**Prompt:**
Word for word, copy out the records given below.

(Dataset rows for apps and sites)
===

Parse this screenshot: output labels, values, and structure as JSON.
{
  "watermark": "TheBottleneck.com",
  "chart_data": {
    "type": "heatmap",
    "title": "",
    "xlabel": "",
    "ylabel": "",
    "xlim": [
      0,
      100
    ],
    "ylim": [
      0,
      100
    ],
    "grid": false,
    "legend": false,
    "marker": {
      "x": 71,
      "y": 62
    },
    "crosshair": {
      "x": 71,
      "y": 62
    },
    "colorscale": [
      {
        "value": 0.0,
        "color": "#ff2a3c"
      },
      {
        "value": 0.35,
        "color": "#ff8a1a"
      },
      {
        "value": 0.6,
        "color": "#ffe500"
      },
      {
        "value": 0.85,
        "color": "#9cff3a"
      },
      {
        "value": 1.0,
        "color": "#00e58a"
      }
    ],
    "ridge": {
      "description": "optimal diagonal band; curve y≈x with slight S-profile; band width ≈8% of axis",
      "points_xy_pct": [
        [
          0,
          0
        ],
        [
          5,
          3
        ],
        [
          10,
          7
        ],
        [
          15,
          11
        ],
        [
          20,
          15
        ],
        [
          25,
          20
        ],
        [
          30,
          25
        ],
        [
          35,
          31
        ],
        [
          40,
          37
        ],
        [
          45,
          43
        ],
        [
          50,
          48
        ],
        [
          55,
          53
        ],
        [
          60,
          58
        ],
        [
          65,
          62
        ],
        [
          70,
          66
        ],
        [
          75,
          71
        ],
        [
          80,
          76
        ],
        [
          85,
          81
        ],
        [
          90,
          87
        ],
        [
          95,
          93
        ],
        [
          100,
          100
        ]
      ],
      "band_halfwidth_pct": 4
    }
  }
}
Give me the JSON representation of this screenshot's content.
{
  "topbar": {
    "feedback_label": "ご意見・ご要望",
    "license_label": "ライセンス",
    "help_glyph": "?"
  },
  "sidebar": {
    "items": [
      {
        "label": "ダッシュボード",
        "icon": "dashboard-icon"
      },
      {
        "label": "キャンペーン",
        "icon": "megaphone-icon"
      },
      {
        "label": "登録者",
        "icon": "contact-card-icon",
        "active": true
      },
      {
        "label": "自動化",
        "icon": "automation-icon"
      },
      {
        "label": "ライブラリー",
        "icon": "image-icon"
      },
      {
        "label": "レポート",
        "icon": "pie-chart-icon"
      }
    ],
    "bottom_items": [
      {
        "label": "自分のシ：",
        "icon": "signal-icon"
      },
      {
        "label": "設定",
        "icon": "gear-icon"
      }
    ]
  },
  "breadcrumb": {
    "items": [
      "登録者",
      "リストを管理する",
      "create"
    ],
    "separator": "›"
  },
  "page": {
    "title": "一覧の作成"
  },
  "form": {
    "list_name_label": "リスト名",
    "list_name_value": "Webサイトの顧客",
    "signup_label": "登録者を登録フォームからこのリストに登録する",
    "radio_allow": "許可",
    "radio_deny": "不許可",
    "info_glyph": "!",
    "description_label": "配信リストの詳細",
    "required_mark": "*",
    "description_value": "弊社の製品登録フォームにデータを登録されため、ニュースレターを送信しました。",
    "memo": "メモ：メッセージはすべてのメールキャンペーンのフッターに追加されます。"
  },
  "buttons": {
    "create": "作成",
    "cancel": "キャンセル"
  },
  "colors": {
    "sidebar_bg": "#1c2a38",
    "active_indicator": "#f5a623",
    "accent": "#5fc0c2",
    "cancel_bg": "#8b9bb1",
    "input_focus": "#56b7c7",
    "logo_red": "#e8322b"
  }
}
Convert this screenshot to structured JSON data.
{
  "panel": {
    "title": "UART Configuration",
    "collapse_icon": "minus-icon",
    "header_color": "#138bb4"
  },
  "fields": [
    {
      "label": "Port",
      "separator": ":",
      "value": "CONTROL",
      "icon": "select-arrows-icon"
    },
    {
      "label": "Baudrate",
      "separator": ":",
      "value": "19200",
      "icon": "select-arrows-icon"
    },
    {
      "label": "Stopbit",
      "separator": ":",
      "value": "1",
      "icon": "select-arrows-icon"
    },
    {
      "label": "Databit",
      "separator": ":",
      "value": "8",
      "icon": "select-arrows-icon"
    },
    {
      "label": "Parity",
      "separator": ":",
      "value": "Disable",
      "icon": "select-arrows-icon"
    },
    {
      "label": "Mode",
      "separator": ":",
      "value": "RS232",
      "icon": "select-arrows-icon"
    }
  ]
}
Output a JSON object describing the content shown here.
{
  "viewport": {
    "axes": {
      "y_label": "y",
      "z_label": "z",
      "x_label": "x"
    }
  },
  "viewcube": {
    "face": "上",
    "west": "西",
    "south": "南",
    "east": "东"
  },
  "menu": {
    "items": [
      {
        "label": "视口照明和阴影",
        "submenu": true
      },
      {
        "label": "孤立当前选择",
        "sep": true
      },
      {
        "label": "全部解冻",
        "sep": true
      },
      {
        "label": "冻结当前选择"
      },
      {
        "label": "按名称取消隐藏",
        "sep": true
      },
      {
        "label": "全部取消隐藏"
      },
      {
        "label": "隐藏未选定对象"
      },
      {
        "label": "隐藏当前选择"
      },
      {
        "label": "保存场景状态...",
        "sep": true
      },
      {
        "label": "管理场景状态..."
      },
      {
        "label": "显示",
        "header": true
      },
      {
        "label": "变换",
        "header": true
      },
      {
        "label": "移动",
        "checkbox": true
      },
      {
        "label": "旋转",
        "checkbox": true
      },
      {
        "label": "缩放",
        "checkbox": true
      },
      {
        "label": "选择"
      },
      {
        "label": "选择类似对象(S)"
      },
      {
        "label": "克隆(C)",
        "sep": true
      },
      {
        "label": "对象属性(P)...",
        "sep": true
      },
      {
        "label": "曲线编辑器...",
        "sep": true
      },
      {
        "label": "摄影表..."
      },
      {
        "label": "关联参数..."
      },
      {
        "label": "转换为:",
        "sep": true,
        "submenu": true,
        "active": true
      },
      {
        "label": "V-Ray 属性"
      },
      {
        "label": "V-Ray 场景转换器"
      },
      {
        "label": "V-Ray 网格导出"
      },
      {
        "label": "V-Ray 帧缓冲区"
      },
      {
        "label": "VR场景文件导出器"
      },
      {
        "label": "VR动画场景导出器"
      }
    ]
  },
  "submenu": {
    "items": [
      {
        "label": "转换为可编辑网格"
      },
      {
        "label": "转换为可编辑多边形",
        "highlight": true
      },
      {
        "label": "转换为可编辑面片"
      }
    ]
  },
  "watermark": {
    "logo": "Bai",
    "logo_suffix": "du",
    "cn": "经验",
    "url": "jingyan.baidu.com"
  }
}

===

**Response area:**
Parse this screenshot: output labels, values, and structure as JSON.
{
  "watermark": "TheBottleneck.com",
  "chart_data": {
    "type": "heatmap",
    "title": "",
    "xlabel": "",
    "ylabel": "",
    "xlim": [
      0,
      100
    ],
    "ylim": [
      0,
      100
    ],
    "grid": false,
    "legend": false,
    "marker": {
      "x": 71,
      "y": 62
    },
    "crosshair": {
      "x": 71,
      "y": 62
    },
    "colorscale": [
      {
        "value": 0.0,
        "color": "#ff2a3c"
      },
      {
        "value": 0.35,
        "color": "#ff8a1a"
      },
      {
        "value": 0.6,
        "color": "#ffe500"
      },
      {
        "value": 0.85,
        "color": "#9cff3a"
      },
      {
        "value": 1.0,
        "color": "#00e58a"
      }
    ],
    "ridge": {
      "description": "optimal diagonal band; curve y≈x with slight S-profile; band width ≈8% of axis",
      "points_xy_pct": [
        [
          0,
          0
        ],
        [
          5,
          3
        ],
        [
          10,
          7
        ],
        [
          15,
          11
        ],
        [
          20,
          15
        ],
        [
          25,
          20
        ],
        [
          30,
          25
        ],
        [
          35,
          31
        ],
        [
          40,
          37
        ],
        [
          45,
          43
        ],
        [
          50,
          48
        ],
        [
          55,
          53
        ],
        [
          60,
          58
        ],
        [
          65,
          62
        ],
        [
          70,
          66
        ],
        [
          75,
          71
        ],
        [
          80,
          76
        ],
        [
          85,
          81
        ],
        [
          90,
          87
        ],
        [
          95,
          93
        ],
        [
          100,
          100
        ]
      ],
      "band_halfwidth_pct": 4
    }
  }
}
Give me the JSON representation of this screenshot's content.
{
  "topbar": {
    "feedback_label": "ご意見・ご要望",
    "license_label": "ライセンス",
    "help_glyph": "?"
  },
  "sidebar": {
    "items": [
      {
        "label": "ダッシュボード",
        "icon": "dashboard-icon"
      },
      {
        "label": "キャンペーン",
        "icon": "megaphone-icon"
      },
      {
        "label": "登録者",
        "icon": "contact-card-icon",
        "active": true
      },
      {
        "label": "自動化",
        "icon": "automation-icon"
      },
      {
        "label": "ライブラリー",
        "icon": "image-icon"
      },
      {
        "label": "レポート",
        "icon": "pie-chart-icon"
      }
    ],
    "bottom_items": [
      {
        "label": "自分のシ：",
        "icon": "signal-icon"
      },
      {
        "label": "設定",
        "icon": "gear-icon"
      }
    ]
  },
  "breadcrumb": {
    "items": [
      "登録者",
      "リストを管理する",
      "create"
    ],
    "separator": "›"
  },
  "page": {
    "title": "一覧の作成"
  },
  "form": {
    "list_name_label": "リスト名",
    "list_name_value": "Webサイトの顧客",
    "signup_label": "登録者を登録フォームからこのリストに登録する",
    "radio_allow": "許可",
    "radio_deny": "不許可",
    "info_glyph": "!",
    "description_label": "配信リストの詳細",
    "required_mark": "*",
    "description_value": "弊社の製品登録フォームにデータを登録されため、ニュースレターを送信しました。",
    "memo": "メモ：メッセージはすべてのメールキャンペーンのフッターに追加されます。"
  },
  "buttons": {
    "create": "作成",
    "cancel": "キャンセル"
  },
  "colors": {
    "sidebar_bg": "#1c2a38",
    "active_indicator": "#f5a623",
    "accent": "#5fc0c2",
    "cancel_bg": "#8b9bb1",
    "input_focus": "#56b7c7",
    "logo_red": "#e8322b"
  }
}
Convert this screenshot to structured JSON data.
{
  "panel": {
    "title": "UART Configuration",
    "collapse_icon": "minus-icon",
    "header_color": "#138bb4"
  },
  "fields": [
    {
      "label": "Port",
      "separator": ":",
      "value": "CONTROL",
      "icon": "select-arrows-icon"
    },
    {
      "label": "Baudrate",
      "separator": ":",
      "value": "19200",
      "icon": "select-arrows-icon"
    },
    {
      "label": "Stopbit",
      "separator": ":",
      "value": "1",
      "icon": "select-arrows-icon"
    },
    {
      "label": "Databit",
      "separator": ":",
      "value": "8",
      "icon": "select-arrows-icon"
    },
    {
      "label": "Parity",
      "separator": ":",
      "value": "Disable",
      "icon": "select-arrows-icon"
    },
    {
      "label": "Mode",
      "separator": ":",
      "value": "RS232",
      "icon": "select-arrows-icon"
    }
  ]
}
Output a JSON object describing the content shown here.
{
  "viewport": {
    "axes": {
      "y_label": "y",
      "z_label": "z",
      "x_label": "x"
    }
  },
  "viewcube": {
    "face": "上",
    "west": "西",
    "south": "南",
    "east": "东"
  },
  "menu": {
    "items": [
      {
        "label": "视口照明和阴影",
        "submenu": true
      },
      {
        "label": "孤立当前选择",
        "sep": true
      },
      {
        "label": "全部解冻",
        "sep": true
      },
      {
        "label": "冻结当前选择"
      },
      {
        "label": "按名称取消隐藏",
        "sep": true
      },
      {
        "label": "全部取消隐藏"
      },
      {
        "label": "隐藏未选定对象"
      },
      {
        "label": "隐藏当前选择"
      },
      {
        "label": "保存场景状态...",
        "sep": true
      },
      {
        "label": "管理场景状态..."
      },
      {
        "label": "显示",
        "header": true
      },
      {
        "label": "变换",
        "header": true
      },
      {
        "label": "移动",
        "checkbox": true
      },
      {
        "label": "旋转",
        "checkbox": true
      },
      {
        "label": "缩放",
        "checkbox": true
      },
      {
        "label": "选择"
      },
      {
        "label": "选择类似对象(S)"
      },
      {
        "label": "克隆(C)",
        "sep": true
      },
      {
        "label": "对象属性(P)...",
        "sep": true
      },
      {
        "label": "曲线编辑器...",
        "sep": true
      },
      {
        "label": "摄影表..."
      },
      {
        "label": "关联参数..."
      },
      {
        "label": "转换为:",
        "sep": true,
        "submenu": true,
        "active": true
      },
      {
        "label": "V-Ray 属性"
      },
      {
        "label": "V-Ray 场景转换器"
      },
      {
        "label": "V-Ray 网格导出"
      },
      {
        "label": "V-Ray 帧缓冲区"
      },
      {
        "label": "VR场景文件导出器"
      },
      {
        "label": "VR动画场景导出器"
      }
    ]
  },
  "submenu": {
    "items": [
      {
        "label": "转换为可编辑网格"
      },
      {
        "label": "转换为可编辑多边形",
        "highlight": true
      },
      {
        "label": "转换为可编辑面片"
      }
    ]
  },
  "watermark": {
    "logo": "Bai",
    "logo_suffix": "du",
    "cn": "经验",
    "url": "jingyan.baidu.com"
  }
}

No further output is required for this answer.